There is no reason why those not connected with the American Yacht Club at the foot of Lime Street should be aware of the restructuring of its bulkhead.
There’s every reason, however, to applaud because maintenance of waterfront properties is especially important to communities blessed with them.
The yacht club has had upstream neighbors since 1884.
The most recent at its westerly end has been the power station.
Created in 1920, it is currently owned by National Grid, which has been razing old and no longer used buildings on its acreage.
There’s no word as to why, but there’s the inevitable wonder because waterfront acreage is, well, not readily available. Perhaps this will not be, but one never knows.
Newburyport’s waterfront stretches from its share of Plum Island to West Newbury, and that is a lot of coastline for riverfront owners to protect. Almost all of it is either in its natural state or properly cared for by its owners.
There is no better way to appreciate that than to take a very slow boat ride with occasional anchorings to see just how engaging it is.
This small patch of it is, however, unique.
The American Yacht Club has been attending its southeasterly share of the riverfront responsibilities since its origin.
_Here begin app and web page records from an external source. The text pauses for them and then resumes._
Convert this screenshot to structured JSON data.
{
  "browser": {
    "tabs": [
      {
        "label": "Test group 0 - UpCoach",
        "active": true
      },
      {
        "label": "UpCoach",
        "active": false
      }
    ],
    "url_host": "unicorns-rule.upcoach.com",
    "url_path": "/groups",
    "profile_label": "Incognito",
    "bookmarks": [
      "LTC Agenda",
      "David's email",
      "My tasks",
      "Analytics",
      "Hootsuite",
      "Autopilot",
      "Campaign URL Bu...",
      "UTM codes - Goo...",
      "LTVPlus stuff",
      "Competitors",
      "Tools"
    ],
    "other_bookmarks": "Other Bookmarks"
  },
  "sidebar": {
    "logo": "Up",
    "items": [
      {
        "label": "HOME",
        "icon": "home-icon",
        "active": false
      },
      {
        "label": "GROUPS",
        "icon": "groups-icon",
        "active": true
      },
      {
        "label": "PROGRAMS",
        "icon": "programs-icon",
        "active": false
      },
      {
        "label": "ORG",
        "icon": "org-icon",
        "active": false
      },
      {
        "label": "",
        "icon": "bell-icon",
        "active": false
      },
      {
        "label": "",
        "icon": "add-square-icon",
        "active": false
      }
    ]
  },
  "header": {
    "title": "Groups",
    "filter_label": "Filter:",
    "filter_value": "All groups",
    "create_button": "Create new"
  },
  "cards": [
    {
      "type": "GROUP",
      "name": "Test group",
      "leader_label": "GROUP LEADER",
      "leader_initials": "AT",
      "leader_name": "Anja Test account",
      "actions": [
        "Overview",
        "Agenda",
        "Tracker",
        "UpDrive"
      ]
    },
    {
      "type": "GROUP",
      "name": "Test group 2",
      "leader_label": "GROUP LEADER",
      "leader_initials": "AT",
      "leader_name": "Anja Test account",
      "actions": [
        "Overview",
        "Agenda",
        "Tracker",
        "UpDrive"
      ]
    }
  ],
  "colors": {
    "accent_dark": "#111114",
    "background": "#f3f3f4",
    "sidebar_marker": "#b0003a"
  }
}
Usually, they are straightforward, and members stand to in order to upgrade what’s required.
This time, however, there was a disconcerting reality to be dealt with at the western end of the bulkhead.
The yacht club’s ground level is several feet higher than that of its neighbor because the ancient bulkhead of the neighboring property has long since collapsed.
Truth to tell, I’m a life member of the yacht club, as well as a Newburyport and Newbury resident for the great part of a very long time.